Task to complete →
Within the listing, each line that has the string "meta" should be copied.
──────
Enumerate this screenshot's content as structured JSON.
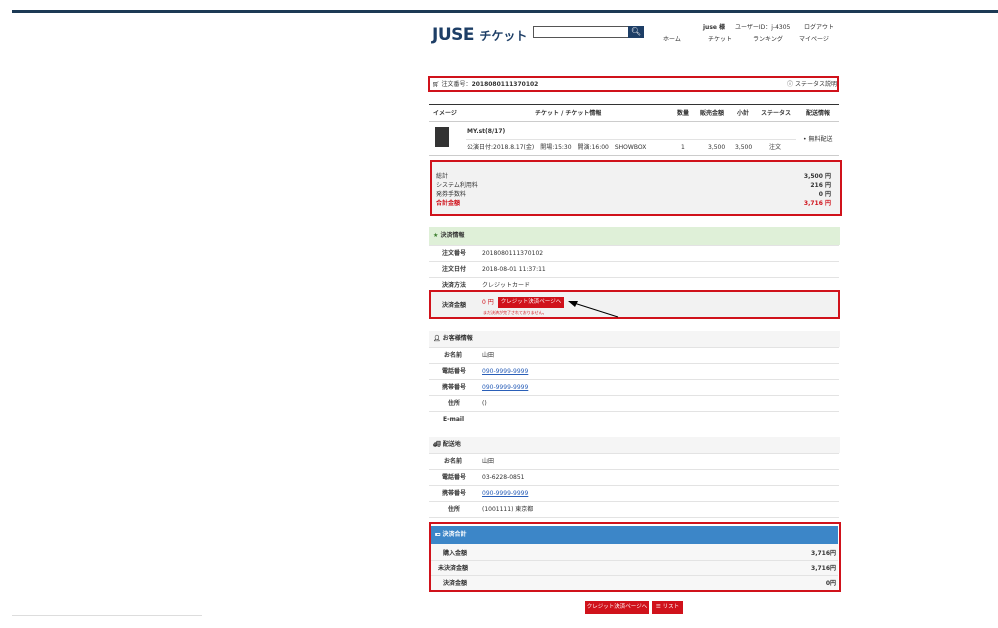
{
  "header": {
    "logo_main": "JUSE",
    "logo_sub": "チケット",
    "user_greeting": "juse 様",
    "user_id": "ユーザーID：j-4305",
    "logout": "ログアウト",
    "nav": [
      "ホーム",
      "チケット",
      "ランキング",
      "マイページ"
    ]
  },
  "order": {
    "label": "注文番号：",
    "number": "2018080111370102",
    "status_link": "ステータス説明"
  },
  "table": {
    "headers": [
      "イメージ",
      "チケット / チケット情報",
      "数量",
      "販売金額",
      "小計",
      "ステータス",
      "配送情報"
    ],
    "item": {
      "title": "MY.st(8/17)",
      "detail": "公演日付:2018.8.17(金)　開場:15:30　開演:16:00　SHOWBOX",
      "qty": "1",
      "price": "3,500",
      "subtotal": "3,500",
      "status": "注文",
      "delivery": "• 無料配送"
    }
  },
  "totals": {
    "rows": [
      {
        "label": "総計",
        "value": "3,500 円"
      },
      {
        "label": "システム利用料",
        "value": "216 円"
      },
      {
        "label": "発券手数料",
        "value": "0 円"
      }
    ],
    "total_label": "合計金額",
    "total_value": "3,716 円"
  },
  "payment": {
    "title": "決済情報",
    "rows": [
      {
        "label": "注文番号",
        "value": "2018080111370102"
      },
      {
        "label": "注文日付",
        "value": "2018-08-01 11:37:11"
      },
      {
        "label": "決済方法",
        "value": "クレジットカード"
      }
    ],
    "amount_label": "決済金額",
    "amount_value": "0 円",
    "pay_button": "クレジット決済ページへ",
    "note": "まだ決済が完了されておりません。"
  },
  "customer": {
    "title": "お客様情報",
    "rows": [
      {
        "label": "お名前",
        "value": "山田"
      },
      {
        "label": "電話番号",
        "value": "090-9999-9999"
      },
      {
        "label": "携帯番号",
        "value": "090-9999-9999"
      },
      {
        "label": "住所",
        "value": "()"
      },
      {
        "label": "E-mail",
        "value": ""
      }
    ]
  },
  "shipping": {
    "title": "配送地",
    "rows": [
      {
        "label": "お名前",
        "value": "山田"
      },
      {
        "label": "電話番号",
        "value": "03-6228-0851"
      },
      {
        "label": "携帯番号",
        "value": "090-9999-9999"
      },
      {
        "label": "住所",
        "value": "(1001111) 東京都"
      }
    ]
  },
  "summary": {
    "title": "決済合計",
    "rows": [
      {
        "label": "購入金額",
        "value": "3,716円"
      },
      {
        "label": "未決済金額",
        "value": "3,716円"
      },
      {
        "label": "決済金額",
        "value": "0円"
      }
    ]
  },
  "buttons": {
    "pay": "クレジット決済ページへ",
    "list": "リスト"
  },
  "colors": {
    "accent": "#d0121b",
    "brand": "#1d3e66",
    "payment_header": "#dff0d8",
    "summary_header": "#3c86c8"
  }
}
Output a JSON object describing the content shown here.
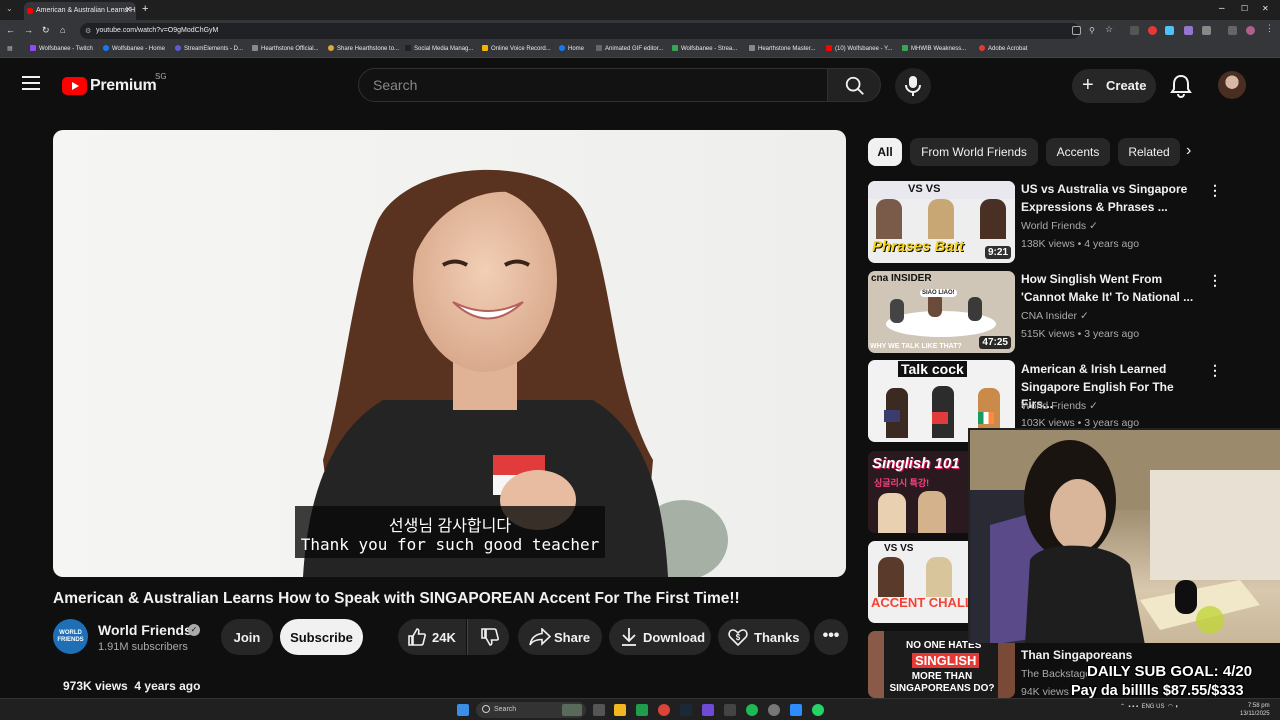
{
  "browser": {
    "tab_title": "American & Australian Learns H",
    "url": "youtube.com/watch?v=O9gModChGyM",
    "bookmarks": [
      "Wolfsbanee - Twitch",
      "Wolfsbanee - Home",
      "StreamElements - D...",
      "Hearthstone Official...",
      "Share Hearthstone to...",
      "Social Media Manag...",
      "Online Voice Record...",
      "Home",
      "Animated GIF editor...",
      "Wolfsbanee - Strea...",
      "Hearthstone Master...",
      "(10) Wolfsbanee - Y...",
      "MHWIB Weakness...",
      "Adobe Acrobat"
    ]
  },
  "header": {
    "logo_text": "Premium",
    "region": "SG",
    "search_placeholder": "Search",
    "create_label": "Create"
  },
  "player": {
    "subtitle_ko": "선생님 감사합니다",
    "subtitle_en": "Thank you for such good teacher"
  },
  "video": {
    "title": "American & Australian Learns How to Speak with SINGAPOREAN Accent For The First Time!!",
    "channel_avatar_text": "WORLD FRIENDS",
    "channel_name": "World Friends",
    "subscribers": "1.91M subscribers",
    "join_label": "Join",
    "subscribe_label": "Subscribe",
    "likes": "24K",
    "share_label": "Share",
    "download_label": "Download",
    "thanks_label": "Thanks",
    "views": "973K views",
    "age": "4 years ago"
  },
  "chips": [
    "All",
    "From World Friends",
    "Accents",
    "Related"
  ],
  "related": [
    {
      "title": "US vs Australia vs Singapore Expressions & Phrases ...",
      "channel": "World Friends",
      "meta": "138K views • 4 years ago",
      "duration": "9:21",
      "thumb_text": "Phrases Batt",
      "thumb_top": "VS    VS"
    },
    {
      "title": "How Singlish Went From 'Cannot Make It' To National ...",
      "channel": "CNA Insider",
      "meta": "515K views • 3 years ago",
      "duration": "47:25",
      "thumb_text": "WHY WE TALK LIKE THAT?",
      "thumb_top": "cna INSIDER",
      "thumb_bubble": "SIAO LIAO!"
    },
    {
      "title": "American & Irish Learned Singapore English For The Firs...",
      "channel": "World Friends",
      "meta": "103K views • 3 years ago",
      "thumb_text": "Talk cock"
    },
    {
      "thumb_text": "Singlish 101",
      "thumb_sub": "싱글리시 특강!"
    },
    {
      "thumb_text": "ACCENT CHALL",
      "thumb_top": "VS    VS"
    },
    {
      "title": "Than Singaporeans",
      "channel": "The Backstage",
      "meta": "94K views",
      "thumb_text": "MORE THAN SINGAPOREANS DO?",
      "thumb_top": "NO ONE HATES",
      "thumb_mid": "SINGLISH"
    }
  ],
  "overlay": {
    "goal": "DAILY SUB GOAL: 4/20",
    "bills": "Pay da billlls $87.55/$333"
  },
  "taskbar": {
    "search_label": "Search",
    "lang": "ENG US",
    "time": "7:58 pm",
    "date": "13/11/2025"
  },
  "colors": {
    "background": "#0f0f0f",
    "brand_red": "#ff0000",
    "chip": "#272727",
    "text_secondary": "#aaaaaa"
  }
}
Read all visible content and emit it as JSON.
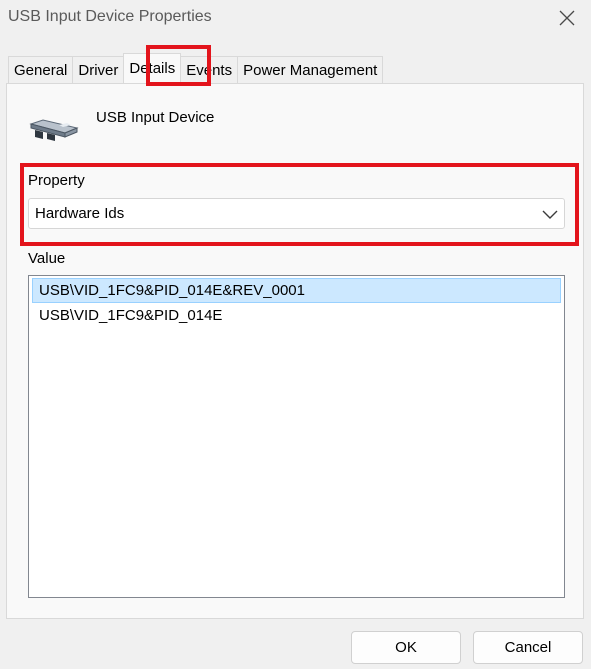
{
  "window": {
    "title": "USB Input Device Properties"
  },
  "tabs": [
    {
      "label": "General",
      "active": false
    },
    {
      "label": "Driver",
      "active": false
    },
    {
      "label": "Details",
      "active": true
    },
    {
      "label": "Events",
      "active": false
    },
    {
      "label": "Power Management",
      "active": false
    }
  ],
  "device": {
    "name": "USB Input Device",
    "icon": "usb-input-device-icon"
  },
  "property": {
    "label": "Property",
    "selected": "Hardware Ids"
  },
  "value": {
    "label": "Value",
    "items": [
      {
        "text": "USB\\VID_1FC9&PID_014E&REV_0001",
        "selected": true
      },
      {
        "text": "USB\\VID_1FC9&PID_014E",
        "selected": false
      }
    ]
  },
  "buttons": {
    "ok": "OK",
    "cancel": "Cancel"
  },
  "colors": {
    "highlight_border": "#e3141c",
    "selection_bg": "#cce8ff",
    "selection_border": "#99d1ff",
    "window_bg": "#f0f0f0",
    "panel_bg": "#f9f9f9"
  }
}
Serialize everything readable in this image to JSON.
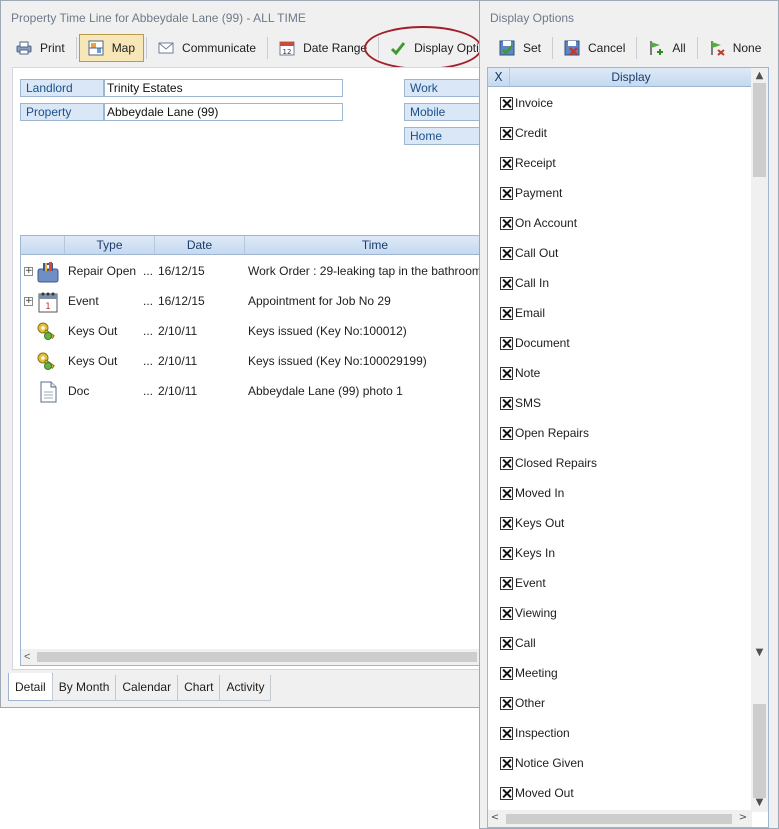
{
  "main_window": {
    "title": "Property Time Line for Abbeydale Lane (99) - ALL TIME",
    "toolbar": {
      "print": "Print",
      "map": "Map",
      "communicate": "Communicate",
      "date_range": "Date Range",
      "display_options": "Display Options"
    },
    "fields": {
      "landlord_label": "Landlord",
      "landlord_value": "Trinity Estates",
      "property_label": "Property",
      "property_value": "Abbeydale Lane (99)",
      "work_label": "Work",
      "mobile_label": "Mobile",
      "home_label": "Home"
    },
    "grid": {
      "columns": [
        "Type",
        "Date",
        "Time"
      ],
      "rows": [
        {
          "icon": "toolbox-icon",
          "expandable": true,
          "type": "Repair Open",
          "date": "16/12/15",
          "description": "Work Order : 29-leaking tap in the bathroom"
        },
        {
          "icon": "calendar-icon",
          "expandable": true,
          "type": "Event",
          "date": "16/12/15",
          "description": "Appointment for Job No 29"
        },
        {
          "icon": "keys-icon",
          "expandable": false,
          "type": "Keys Out",
          "date": "2/10/11",
          "description": "Keys issued (Key No:100012)"
        },
        {
          "icon": "keys-icon",
          "expandable": false,
          "type": "Keys Out",
          "date": "2/10/11",
          "description": "Keys issued (Key No:100029199)"
        },
        {
          "icon": "document-icon",
          "expandable": false,
          "type": "Doc",
          "date": "2/10/11",
          "description": "Abbeydale Lane (99) photo 1"
        }
      ]
    },
    "tabs": [
      "Detail",
      "By Month",
      "Calendar",
      "Chart",
      "Activity"
    ],
    "active_tab": "Detail"
  },
  "options_window": {
    "title": "Display Options",
    "toolbar": {
      "set": "Set",
      "cancel": "Cancel",
      "all": "All",
      "none": "None"
    },
    "header_x": "X",
    "header_label": "Display",
    "items": [
      "Invoice",
      "Credit",
      "Receipt",
      "Payment",
      "On Account",
      "Call Out",
      "Call In",
      "Email",
      "Document",
      "Note",
      "SMS",
      "Open Repairs",
      "Closed Repairs",
      "Moved In",
      "Keys Out",
      "Keys In",
      "Event",
      "Viewing",
      "Call",
      "Meeting",
      "Other",
      "Inspection",
      "Notice Given",
      "Moved Out"
    ]
  },
  "colors": {
    "highlight_ring": "#a0202a",
    "label_blue": "#1b4f8a",
    "header_gradient_top": "#dde9f7"
  }
}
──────
Answer below →
      "meta": "138K views • 4 years ago",
      "meta": "515K views • 3 years ago",
      "meta": "103K views • 3 years ago",
      "meta": "94K views",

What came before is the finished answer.